What is Manual Therapy?

Posted: Saturday, January 17th, 2015

According to Wikipedia – Manual therapy can be defined differently (according to the profession describing it for legal purposes) to state what is permitted within a practitioners scope of practice.

Within the physical therapy profession, manual therapy is defined – a clinical approach with direct patient contact utilizing skilled, specific hands-on techniques, including but not limited to manipulation/mobilization. Used by the physical therapist to diagnose and treat soft tissues and joint structures for the purpose of modulating pain; increasing range of motion (ROM); reducing or eliminating soft tissue inflammation; inducing relaxation; improving contractile and non-contractile tissue repair, extensibility, and/or stability; facilitating movement; and improving function.

The International Federation of Orthopaedic Manipulative Physical Therapists (IFOMPT) defines manual therapy techniques as: “Skilled hand movements intended to produce any or all of the following effects: improve tissue extensibility; increase range of motion of the joint complex; mobilize or manipulate soft tissues and joints; induce relaxation; change muscle function; modulate pain; and reduce soft tissue swelling, inflammation or movement restriction.”

Alternatively, Korr (1978) described manual therapy as the “Application of an accurately determined and specifically directed manual force to the body, in order to improve mobility in areas that are restricted; in joints, in connective tissues or in skeletal muscles.”

“It is a science dealing with the natural forces of the body. We work as osteopaths with the traditional principle in mind that the tendency in the patient’s body is always toward the normal. There is much to discover in the science of osteopathy by working with the forces within that manifest the healing processes. These forces within the patient are greater than any blind force that can safely be brought to bear from without. – William Garner Sutherland, D.O.

The need to rest?

Posted: Friday, January 16th, 2015

The appropriateness for Savasana

Does your practice leave you desiring Savasana – the corpse pose?
Do you tend to fall asleep in Savasana?
How do you feel 1 hour later after practice? 2 hours after? the next morning?

Savasana is considered one of the most difficult asana is in my observation overtaught and too often desired at the end of a class. Savasana is meant to allow the mind to settle on the stillness, the space, and the unveiling of your true nature. It is not a pose for the purpose of recuperation and rest after an “invigorating”, challenging or hard practice.

Savasana – the seat of the corpse, from the root word Shava. One merely dies away the “old” self to move into the openings created in your practice. A state of renewal. One digests the byproducts of their practice, and absorb the results of practice. It is recommended the practitioner turns their awareness inwards. This can purify oneself of sensory distraction. With a lessening of the senses distracting the relaxed focus of the mind, one can become more aware of their body’s subtle movements, breath and the state of mind. It can be used as a preperatory stage to meditation.

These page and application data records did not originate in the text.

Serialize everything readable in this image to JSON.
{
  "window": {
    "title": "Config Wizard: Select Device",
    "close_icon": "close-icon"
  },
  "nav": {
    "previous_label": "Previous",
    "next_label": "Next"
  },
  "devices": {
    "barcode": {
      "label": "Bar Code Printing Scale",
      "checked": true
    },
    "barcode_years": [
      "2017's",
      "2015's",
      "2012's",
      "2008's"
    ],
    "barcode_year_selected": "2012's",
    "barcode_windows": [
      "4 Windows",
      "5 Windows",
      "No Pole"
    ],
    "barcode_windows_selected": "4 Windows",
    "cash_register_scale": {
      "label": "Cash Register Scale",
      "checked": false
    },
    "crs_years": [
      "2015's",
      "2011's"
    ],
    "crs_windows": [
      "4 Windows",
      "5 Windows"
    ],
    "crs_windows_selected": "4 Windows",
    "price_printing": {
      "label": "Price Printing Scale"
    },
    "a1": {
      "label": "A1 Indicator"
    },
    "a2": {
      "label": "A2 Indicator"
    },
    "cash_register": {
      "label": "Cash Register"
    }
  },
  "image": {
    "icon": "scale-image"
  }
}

I recommend Savasana for evening practices only!

Meditation does not require Savasana. It is suggested. You can participate in your practice moving through a sequence that is inspired from one’s inquiry into freedom. A sequence derived by oneself must be carefully monitored for pitfalls such as  attachment, desire, aversion, and violence. I recommended for a Yoga practice, one be advised by a teacher who knows you and understands your intentions for practice; and has a good working understanding of  your constitutional nature (Prakriti) and tendencies for imbalance (Vikriti). This is the beautiful combination of Yoga & Ayurveda.

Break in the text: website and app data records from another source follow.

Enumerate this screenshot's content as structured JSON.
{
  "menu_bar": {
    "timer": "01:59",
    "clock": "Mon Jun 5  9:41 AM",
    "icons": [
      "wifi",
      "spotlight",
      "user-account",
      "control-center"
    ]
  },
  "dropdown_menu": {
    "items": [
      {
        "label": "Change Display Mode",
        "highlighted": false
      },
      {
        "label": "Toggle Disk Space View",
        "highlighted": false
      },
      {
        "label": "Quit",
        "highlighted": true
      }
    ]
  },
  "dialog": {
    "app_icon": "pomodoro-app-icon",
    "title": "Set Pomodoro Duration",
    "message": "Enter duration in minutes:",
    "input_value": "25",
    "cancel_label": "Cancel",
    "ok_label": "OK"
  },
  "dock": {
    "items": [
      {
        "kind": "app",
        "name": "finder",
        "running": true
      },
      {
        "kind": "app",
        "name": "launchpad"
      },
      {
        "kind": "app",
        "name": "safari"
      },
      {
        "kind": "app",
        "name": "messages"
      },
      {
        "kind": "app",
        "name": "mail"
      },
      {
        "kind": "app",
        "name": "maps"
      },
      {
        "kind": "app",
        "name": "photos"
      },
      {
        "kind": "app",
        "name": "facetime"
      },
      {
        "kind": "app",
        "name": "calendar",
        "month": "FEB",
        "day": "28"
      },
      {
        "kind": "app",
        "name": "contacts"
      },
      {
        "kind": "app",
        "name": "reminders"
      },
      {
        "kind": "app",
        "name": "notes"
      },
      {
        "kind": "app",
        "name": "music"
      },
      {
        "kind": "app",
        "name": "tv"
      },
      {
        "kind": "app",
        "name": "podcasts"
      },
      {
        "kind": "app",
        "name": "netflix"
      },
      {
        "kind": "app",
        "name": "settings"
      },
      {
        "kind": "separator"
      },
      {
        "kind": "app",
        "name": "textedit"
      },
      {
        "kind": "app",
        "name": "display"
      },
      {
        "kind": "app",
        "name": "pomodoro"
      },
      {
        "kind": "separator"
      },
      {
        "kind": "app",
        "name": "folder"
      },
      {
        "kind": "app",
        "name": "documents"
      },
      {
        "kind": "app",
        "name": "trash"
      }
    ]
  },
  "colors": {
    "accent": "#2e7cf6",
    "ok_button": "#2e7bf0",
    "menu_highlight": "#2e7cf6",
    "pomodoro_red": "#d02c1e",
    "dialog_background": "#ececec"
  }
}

Then your practice supports you. A sequence ending with seated postures, the true meaning of asana – meaning seat, is toward the end of your practice. Here your seat is prepared from the work accomplished in the standing and dynamic movements. The seat one prepares is harnessed with good circulation of Prana. One can then sit for periods of time with compassion, avoiding imposition to sit when the seat is uncomfortable or numb. This is key to the practices of pranayama and meditation.

Back to Savasana. If the body and mind drop into sleep during savasana then one risks the pitfalls of losing the connection to consciousness. Physically and energetically the body goes cold, looses the space and actually collects unwanted stagnation, especially in the lungs and heart. Repeated practice of going to sleep or dozing off during Savasana can create long term challenges often not notice til many years later. If you fall asleep more times than not, please pay attention to your body’s signals and head the body’s need for rest by looking into your lifestyle and the way you choose to live your days. Are you cheating your body of it’s natural desire to be in harmony?

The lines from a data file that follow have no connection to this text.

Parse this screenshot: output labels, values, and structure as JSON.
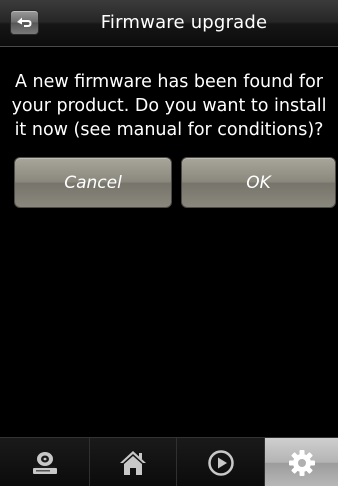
{
  "header": {
    "title": "Firmware upgrade",
    "back_icon": "back-arrow-icon"
  },
  "dialog": {
    "message": "A new firmware has been found for your product. Do you want to install it now (see manual for conditions)?",
    "cancel_label": "Cancel",
    "ok_label": "OK"
  },
  "nav": {
    "items": [
      {
        "icon": "media-device-icon",
        "selected": false
      },
      {
        "icon": "home-icon",
        "selected": false
      },
      {
        "icon": "play-icon",
        "selected": false
      },
      {
        "icon": "gear-icon",
        "selected": true
      }
    ]
  },
  "colors": {
    "background": "#000000",
    "button_fill": "#8b897e",
    "text": "#ffffff",
    "selected_tab": "#b4b4b4"
  }
}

The results of your practice should leave you feeling:
  • Warm, Invigorated, and Light
  • A feeling of ease with activities of daily living
  • Feelings of fluidity with arising from sleep the next day
  • Energized circulation
  • Grounded, with sharpness and clarity of mind; relaxed focus of attention
  • Clear senses.Emotional and mental fluidity